Prompt: Repeat the data that follows verbatim. Images are not part of the copy.

Listed entries:
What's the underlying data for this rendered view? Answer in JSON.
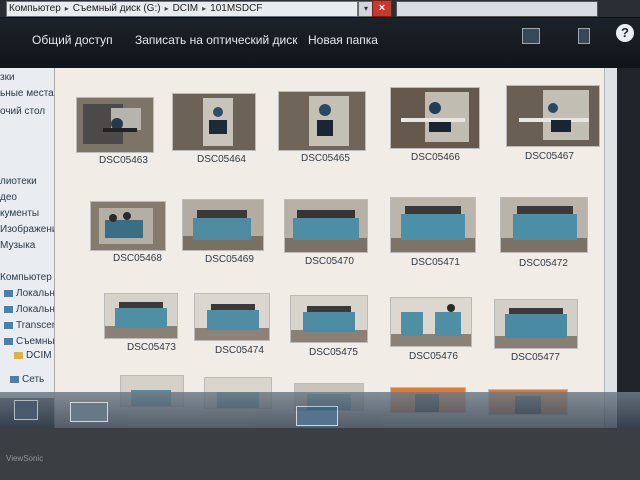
{
  "address": {
    "crumbs": [
      "Компьютер",
      "Съемный диск (G:)",
      "DCIM",
      "101MSDCF"
    ],
    "close_label": "×"
  },
  "toolbar": {
    "share": "Общий доступ",
    "burn": "Записать на оптический диск",
    "new_folder": "Новая папка",
    "help": "?"
  },
  "nav": {
    "items": [
      "зки",
      "ьные места",
      "очий стол",
      "лиотеки",
      "део",
      "кументы",
      "Изображения",
      "Музыка",
      "Компьютер",
      "Локальный диск",
      "Локальный диск",
      "Transcend (F:)",
      "Съемный диск",
      "DCIM",
      "Сеть"
    ]
  },
  "files": [
    {
      "name": "DSC05463"
    },
    {
      "name": "DSC05464"
    },
    {
      "name": "DSC05465"
    },
    {
      "name": "DSC05466"
    },
    {
      "name": "DSC05467"
    },
    {
      "name": "DSC05468"
    },
    {
      "name": "DSC05469"
    },
    {
      "name": "DSC05470"
    },
    {
      "name": "DSC05471"
    },
    {
      "name": "DSC05472"
    },
    {
      "name": "DSC05473"
    },
    {
      "name": "DSC05474"
    },
    {
      "name": "DSC05475"
    },
    {
      "name": "DSC05476"
    },
    {
      "name": "DSC05477"
    },
    {
      "name": ""
    },
    {
      "name": ""
    },
    {
      "name": ""
    },
    {
      "name": ""
    },
    {
      "name": ""
    }
  ],
  "taskbar": {
    "bezel_text": "ViewSonic"
  },
  "colors": {
    "window_bg": "#f1ece6",
    "toolbar": "#1c2229",
    "close": "#c43a2f"
  }
}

Finished exercise:
What's the underlying data for this rendered view? Answer in JSON.
{
  "address": {
    "crumbs": [
      "Компьютер",
      "Съемный диск (G:)",
      "DCIM",
      "101MSDCF"
    ],
    "close_label": "×"
  },
  "toolbar": {
    "share": "Общий доступ",
    "burn": "Записать на оптический диск",
    "new_folder": "Новая папка",
    "help": "?"
  },
  "nav": {
    "items": [
      "зки",
      "ьные места",
      "очий стол",
      "лиотеки",
      "део",
      "кументы",
      "Изображения",
      "Музыка",
      "Компьютер",
      "Локальный диск",
      "Локальный диск",
      "Transcend (F:)",
      "Съемный диск",
      "DCIM",
      "Сеть"
    ]
  },
  "files": [
    {
      "name": "DSC05463"
    },
    {
      "name": "DSC05464"
    },
    {
      "name": "DSC05465"
    },
    {
      "name": "DSC05466"
    },
    {
      "name": "DSC05467"
    },
    {
      "name": "DSC05468"
    },
    {
      "name": "DSC05469"
    },
    {
      "name": "DSC05470"
    },
    {
      "name": "DSC05471"
    },
    {
      "name": "DSC05472"
    },
    {
      "name": "DSC05473"
    },
    {
      "name": "DSC05474"
    },
    {
      "name": "DSC05475"
    },
    {
      "name": "DSC05476"
    },
    {
      "name": "DSC05477"
    },
    {
      "name": ""
    },
    {
      "name": ""
    },
    {
      "name": ""
    },
    {
      "name": ""
    },
    {
      "name": ""
    }
  ],
  "taskbar": {
    "bezel_text": "ViewSonic"
  },
  "colors": {
    "window_bg": "#f1ece6",
    "toolbar": "#1c2229",
    "close": "#c43a2f"
  }
}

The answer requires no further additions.